Khimushin's stunning photographs examine the beauty, culture and traditions of Indigenous People from 84 countries across the world.
The exhibit will also be open from noon to 2 p.m. on Saturday and 5 to 7 p.m. on Sunday.
Also on Friday: Gather around for the festival's annual block party (7 to 10 p.m.) at the theatre's barrio stage (321 E. Fourth St.)
The party will feature live music from We're from Antarctica, plus an unveiling by muralist Monica Salazar and an appearance by wrestlers from the Lehigh Valley Athletic Council.
Attendance is free.
"We are at a beautiful moment right now. Artists are so hungry for a chance to have audience and to get their artwork out and audiences are really hungry for feeling a sense of reconnection."Mary Wright, Director Festival UnBound
The festival will also offer several free educational workshops on Saturday.
"Seeds and Stories from the Land of the Lenape" will combine paper and poetry with stories by Lenape Nation of Pennsylvania's Chief Language Officer Shelley De Paul.
Participants will meet at 9:45 a.m. at the Northampton Community College (NCC) Fowler Family Southside Center, on 511 E 3rd Street, and be shuttled to NCC's Green Pond campus.
Additionally, Basement Poetry's Chloe Cole Wilson will teach a writing and paper workshop at Touchstone's Theatre Café (321 E. Fourth St.) at 10 a.m.

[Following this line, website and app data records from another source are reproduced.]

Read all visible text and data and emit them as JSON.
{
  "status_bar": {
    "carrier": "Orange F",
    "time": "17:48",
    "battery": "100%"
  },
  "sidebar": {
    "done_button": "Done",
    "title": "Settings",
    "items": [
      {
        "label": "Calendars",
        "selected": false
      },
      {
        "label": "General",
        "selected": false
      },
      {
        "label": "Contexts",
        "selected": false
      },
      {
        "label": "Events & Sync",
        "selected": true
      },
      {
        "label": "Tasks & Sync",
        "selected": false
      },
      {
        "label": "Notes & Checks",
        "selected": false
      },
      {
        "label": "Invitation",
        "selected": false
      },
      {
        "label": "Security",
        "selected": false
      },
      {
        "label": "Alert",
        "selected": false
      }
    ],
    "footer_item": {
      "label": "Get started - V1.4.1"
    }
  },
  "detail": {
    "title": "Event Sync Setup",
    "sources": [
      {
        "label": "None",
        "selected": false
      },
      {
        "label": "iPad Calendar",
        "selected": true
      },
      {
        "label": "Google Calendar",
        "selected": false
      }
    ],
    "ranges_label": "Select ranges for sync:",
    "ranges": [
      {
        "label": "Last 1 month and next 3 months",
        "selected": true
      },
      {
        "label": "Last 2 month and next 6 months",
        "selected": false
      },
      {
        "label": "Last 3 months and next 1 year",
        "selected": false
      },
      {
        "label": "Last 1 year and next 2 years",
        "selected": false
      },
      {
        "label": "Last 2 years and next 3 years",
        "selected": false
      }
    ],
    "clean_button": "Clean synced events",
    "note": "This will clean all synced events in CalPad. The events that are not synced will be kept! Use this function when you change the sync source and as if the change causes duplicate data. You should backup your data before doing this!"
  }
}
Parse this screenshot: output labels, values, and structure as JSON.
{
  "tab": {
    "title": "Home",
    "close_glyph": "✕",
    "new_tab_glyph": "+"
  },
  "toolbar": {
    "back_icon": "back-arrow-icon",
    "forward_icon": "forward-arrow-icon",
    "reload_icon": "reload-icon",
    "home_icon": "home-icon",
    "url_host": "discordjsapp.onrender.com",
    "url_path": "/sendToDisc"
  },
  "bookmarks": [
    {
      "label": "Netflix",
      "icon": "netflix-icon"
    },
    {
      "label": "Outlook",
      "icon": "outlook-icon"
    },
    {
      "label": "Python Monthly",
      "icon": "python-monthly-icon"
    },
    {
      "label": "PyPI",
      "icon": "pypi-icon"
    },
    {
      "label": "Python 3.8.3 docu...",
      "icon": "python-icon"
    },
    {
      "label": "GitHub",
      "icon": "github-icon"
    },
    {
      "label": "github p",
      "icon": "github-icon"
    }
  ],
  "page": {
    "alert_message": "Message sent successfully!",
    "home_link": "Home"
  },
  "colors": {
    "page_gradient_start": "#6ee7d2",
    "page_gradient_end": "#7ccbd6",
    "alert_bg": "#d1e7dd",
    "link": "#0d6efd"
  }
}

Attendees will fold paper sunflowers while sharing poetry, short stories and monologues created for story slam.
Also at 10 a.m., local dance instructors will teach three traditional dance moves from Mexico, Ukraine and the Middle East.
The event is at the Northampton Community College's Fowler Family Center.
At 11 a.m., the Bethlehem Area Public Library (11 W. Church St.) will host a Story Soup for kids with storyteller Ingrid Bohn. The event is recommended for children in grades second through fifth.
In need of some faith?
Several religious leaders from the Muslim, Jewish and Christian communities will come together to present prayers and share music during a devotional gathering at 1:30 p.m. at the Ice House.
Songwriting, live concert
This year's artist-in-residence, Jesse Ruben, will present a songwriting workshop at 10:30 a.m. on Saturday at the Godfrey Daniels Coffee House, 7 E. Fourth St.
Ruben, a Philadelphia native now based in New York City, is most known for the song "We Can" which he wrote to to motivate others to begin running.
The song became a hit in schools in Canada and the States to build the self-esteem of students (as part of his residency he'll speak to students in the Valley).
His concert will take place at 7 p.m. in the coffee house.
Tickets are $19.50
The festival ends with a 30-minute meditation session where organizers will reflect on the meaning of home and the community.
Attendees can participate in person or virtually.
As with previous celebrations, grab an orange reflection star at the front of the house table and follow the provided instructions.
"The closing is a chance for people to make a pledge for the coming year of something they want to do to help the community," Wright said. "The festival doesn't exist in a vacuum. It is part of a year-long process. Building community takes time and it takes personal commitment."
The event takes place in front of the ice house at Centennial Park on 56 River St.
For more info, click here.